The only evidence of the history of the building after its construction is a postcard from the 1920s calling the inn Hampton Terrace. A little brochure from the 1940s advertising the inn describes the "new Tanglewood."
Both papers show the front of the inn with a second-story balustrade above the front entrance, complete with overhanging flowers, though the balustrade does not exist now.
"That's something that's really important to us. We want to replace that right away, right down to the planters," Stan Rosen said. He and his wife, who dreamed about running their own inn for years, hope to keep the decor of the inn true to the time period in which it was built, right down to pulling up modern carpeting to reveal hardwood floors. Susan Rosen has refinished and artistically painted furniture for years, and plans to add her own touches throughout the house.
As for breakfast, Susan's nephew Jonah Baker, a new chef at Bistro Zinc on Church Street, will serve guests an "enhanced continental breakfast." The inn is already booked for nearly all weekends this summer.
The Rosens bought the inn from Don O'Brien, who raised his six children and ran a bed and breakfast there with his wife for 31 years.
"They said we reminded them of themselves when they were starting out," Susan Rosen said.

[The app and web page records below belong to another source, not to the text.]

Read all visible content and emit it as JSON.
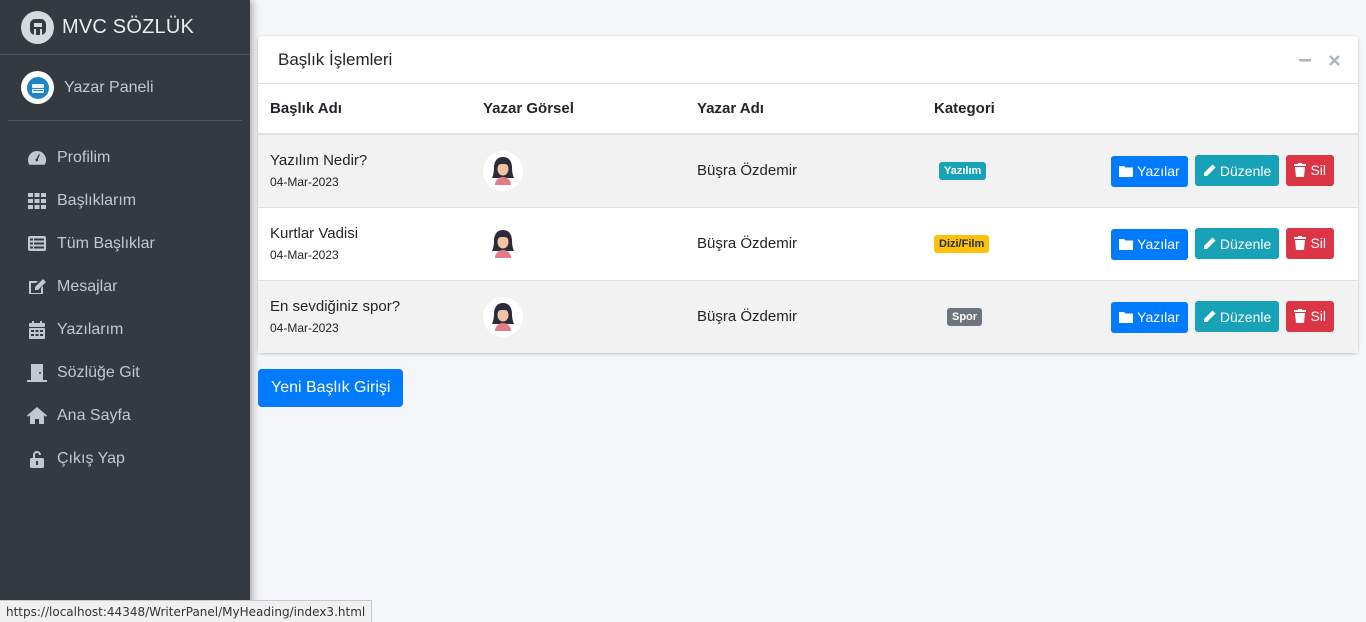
{
  "brand": {
    "name": "MVC SÖZLÜK",
    "logo_icon": "a-circle-icon"
  },
  "user_panel": {
    "name": "Yazar Paneli",
    "icon": "books-icon"
  },
  "nav": [
    {
      "label": "Profilim",
      "icon": "tachometer-icon"
    },
    {
      "label": "Başlıklarım",
      "icon": "grid-icon"
    },
    {
      "label": "Tüm Başlıklar",
      "icon": "list-icon"
    },
    {
      "label": "Mesajlar",
      "icon": "edit-icon"
    },
    {
      "label": "Yazılarım",
      "icon": "calendar-icon"
    },
    {
      "label": "Sözlüğe Git",
      "icon": "door-icon"
    },
    {
      "label": "Ana Sayfa",
      "icon": "home-icon"
    },
    {
      "label": "Çıkış Yap",
      "icon": "unlock-icon"
    }
  ],
  "card": {
    "title": "Başlık İşlemleri",
    "columns": [
      "Başlık Adı",
      "Yazar Görsel",
      "Yazar Adı",
      "Kategori",
      ""
    ],
    "rows": [
      {
        "title": "Yazılım Nedir?",
        "date": "04-Mar-2023",
        "author": "Büşra Özdemir",
        "category": "Yazılım",
        "category_color": "#17a2b8",
        "category_text_color": "#ffffff"
      },
      {
        "title": "Kurtlar Vadisi",
        "date": "04-Mar-2023",
        "author": "Büşra Özdemir",
        "category": "Dizi/Film",
        "category_color": "#ffc107",
        "category_text_color": "#1f2d3d"
      },
      {
        "title": "En sevdiğiniz spor?",
        "date": "04-Mar-2023",
        "author": "Büşra Özdemir",
        "category": "Spor",
        "category_color": "#6c757d",
        "category_text_color": "#ffffff"
      }
    ],
    "actions": {
      "posts": "Yazılar",
      "edit": "Düzenle",
      "delete": "Sil"
    }
  },
  "new_button": "Yeni Başlık Girişi",
  "status_url": "https://localhost:44348/WriterPanel/MyHeading/index3.html",
  "colors": {
    "primary": "#007bff",
    "info": "#17a2b8",
    "danger": "#dc3545",
    "sidebar": "#343a40"
  }
}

The Rosens have been married for 20 years and have four children: teen-agers Lauren and Courtney, and 6-year-old twins Tristan and Colin. They also have a dog named Pigeon.

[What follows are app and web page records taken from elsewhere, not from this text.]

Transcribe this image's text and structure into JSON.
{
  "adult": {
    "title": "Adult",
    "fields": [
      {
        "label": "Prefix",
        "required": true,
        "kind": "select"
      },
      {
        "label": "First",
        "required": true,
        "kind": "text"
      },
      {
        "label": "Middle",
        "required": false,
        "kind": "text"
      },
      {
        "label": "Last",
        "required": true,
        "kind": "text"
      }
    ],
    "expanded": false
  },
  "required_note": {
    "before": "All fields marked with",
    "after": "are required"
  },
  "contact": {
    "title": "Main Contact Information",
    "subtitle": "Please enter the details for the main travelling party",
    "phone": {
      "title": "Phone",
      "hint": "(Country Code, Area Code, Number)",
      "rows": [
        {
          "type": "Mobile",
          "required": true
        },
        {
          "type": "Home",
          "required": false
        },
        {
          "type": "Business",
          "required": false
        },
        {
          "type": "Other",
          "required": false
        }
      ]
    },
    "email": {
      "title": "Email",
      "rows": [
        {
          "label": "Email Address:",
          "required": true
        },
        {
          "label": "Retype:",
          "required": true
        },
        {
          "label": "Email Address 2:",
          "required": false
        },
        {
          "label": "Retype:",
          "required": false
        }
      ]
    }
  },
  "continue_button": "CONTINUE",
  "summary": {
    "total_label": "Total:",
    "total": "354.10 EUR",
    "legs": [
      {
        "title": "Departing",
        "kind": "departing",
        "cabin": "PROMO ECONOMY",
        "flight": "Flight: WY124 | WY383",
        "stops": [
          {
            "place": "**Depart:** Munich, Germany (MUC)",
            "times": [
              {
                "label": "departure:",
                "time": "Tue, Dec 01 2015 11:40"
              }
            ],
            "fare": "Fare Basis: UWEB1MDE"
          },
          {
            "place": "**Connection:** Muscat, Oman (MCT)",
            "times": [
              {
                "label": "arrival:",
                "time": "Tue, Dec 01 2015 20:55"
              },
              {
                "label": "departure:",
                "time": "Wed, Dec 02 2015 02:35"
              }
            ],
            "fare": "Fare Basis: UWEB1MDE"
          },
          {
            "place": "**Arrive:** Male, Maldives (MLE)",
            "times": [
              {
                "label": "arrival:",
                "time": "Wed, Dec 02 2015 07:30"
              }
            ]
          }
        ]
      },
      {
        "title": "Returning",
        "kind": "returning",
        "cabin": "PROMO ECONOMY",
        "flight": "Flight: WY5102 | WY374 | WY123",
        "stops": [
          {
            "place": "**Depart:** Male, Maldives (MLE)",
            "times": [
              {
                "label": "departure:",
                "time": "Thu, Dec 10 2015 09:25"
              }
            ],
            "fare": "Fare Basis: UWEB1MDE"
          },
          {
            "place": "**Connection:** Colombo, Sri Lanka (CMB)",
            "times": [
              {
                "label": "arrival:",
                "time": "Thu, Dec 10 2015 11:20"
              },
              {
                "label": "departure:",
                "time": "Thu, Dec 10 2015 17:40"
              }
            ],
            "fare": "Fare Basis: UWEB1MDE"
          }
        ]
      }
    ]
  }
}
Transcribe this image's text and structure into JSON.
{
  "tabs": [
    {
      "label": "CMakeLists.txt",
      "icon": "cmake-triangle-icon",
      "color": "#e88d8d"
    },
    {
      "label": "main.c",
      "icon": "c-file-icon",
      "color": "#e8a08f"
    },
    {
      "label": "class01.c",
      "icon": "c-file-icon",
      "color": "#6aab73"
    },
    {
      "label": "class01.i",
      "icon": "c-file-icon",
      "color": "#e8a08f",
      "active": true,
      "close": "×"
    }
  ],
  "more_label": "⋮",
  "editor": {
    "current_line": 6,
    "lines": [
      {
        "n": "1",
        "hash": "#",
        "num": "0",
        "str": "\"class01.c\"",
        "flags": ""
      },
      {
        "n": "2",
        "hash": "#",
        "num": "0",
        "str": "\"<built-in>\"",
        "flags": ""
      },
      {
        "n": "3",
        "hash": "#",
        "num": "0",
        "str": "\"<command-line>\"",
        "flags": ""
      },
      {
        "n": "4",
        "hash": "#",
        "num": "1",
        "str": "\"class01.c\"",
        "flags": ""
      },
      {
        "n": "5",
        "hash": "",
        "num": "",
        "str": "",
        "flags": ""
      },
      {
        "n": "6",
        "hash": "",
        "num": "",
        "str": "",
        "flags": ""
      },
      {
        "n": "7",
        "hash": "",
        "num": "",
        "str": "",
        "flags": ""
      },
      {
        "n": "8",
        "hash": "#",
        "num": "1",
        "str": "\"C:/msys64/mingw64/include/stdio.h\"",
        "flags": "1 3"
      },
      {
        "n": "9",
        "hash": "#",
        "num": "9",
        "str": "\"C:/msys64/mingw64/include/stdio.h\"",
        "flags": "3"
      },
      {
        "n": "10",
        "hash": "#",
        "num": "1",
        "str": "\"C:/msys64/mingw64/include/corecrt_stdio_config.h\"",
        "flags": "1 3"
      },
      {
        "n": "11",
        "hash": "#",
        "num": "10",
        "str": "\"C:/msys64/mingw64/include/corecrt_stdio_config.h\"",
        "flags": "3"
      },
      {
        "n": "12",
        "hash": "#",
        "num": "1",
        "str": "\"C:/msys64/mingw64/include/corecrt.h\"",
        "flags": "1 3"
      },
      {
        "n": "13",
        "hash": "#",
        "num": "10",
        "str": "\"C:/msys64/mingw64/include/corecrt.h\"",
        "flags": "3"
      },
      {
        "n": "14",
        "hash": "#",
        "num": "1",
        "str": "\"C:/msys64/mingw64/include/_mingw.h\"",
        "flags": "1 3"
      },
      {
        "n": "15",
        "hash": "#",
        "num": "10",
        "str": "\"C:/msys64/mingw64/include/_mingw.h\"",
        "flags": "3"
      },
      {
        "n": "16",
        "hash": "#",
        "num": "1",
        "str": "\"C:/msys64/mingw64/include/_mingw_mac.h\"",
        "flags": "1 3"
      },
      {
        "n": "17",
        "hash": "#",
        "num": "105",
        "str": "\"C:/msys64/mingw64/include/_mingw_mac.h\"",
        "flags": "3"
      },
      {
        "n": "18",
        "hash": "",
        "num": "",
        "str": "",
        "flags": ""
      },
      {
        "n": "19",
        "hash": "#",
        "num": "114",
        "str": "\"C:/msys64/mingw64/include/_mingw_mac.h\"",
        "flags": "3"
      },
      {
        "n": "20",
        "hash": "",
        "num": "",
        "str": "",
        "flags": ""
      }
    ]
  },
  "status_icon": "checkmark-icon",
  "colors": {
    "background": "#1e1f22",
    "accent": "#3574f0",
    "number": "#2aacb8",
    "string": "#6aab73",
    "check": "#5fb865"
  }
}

"We wanted a place where we could raise our family. This looked like a family home," Susan said. The Rosens purchased the 6,000-square-foot house for $500,000, and invested another $200,000 for renovations through a loan from Berkshire Bank.
They have already received the necessary town permits to renovate the existing Carriage House to create six additional guest rooms which they hope to complete by next summer, bringing the total to 12 rooms. "This wasn't a big stretch for me," Stan Rosen said. "We love the Berkshires and the cultural attractions here, and now we have a place where we can share that with other people."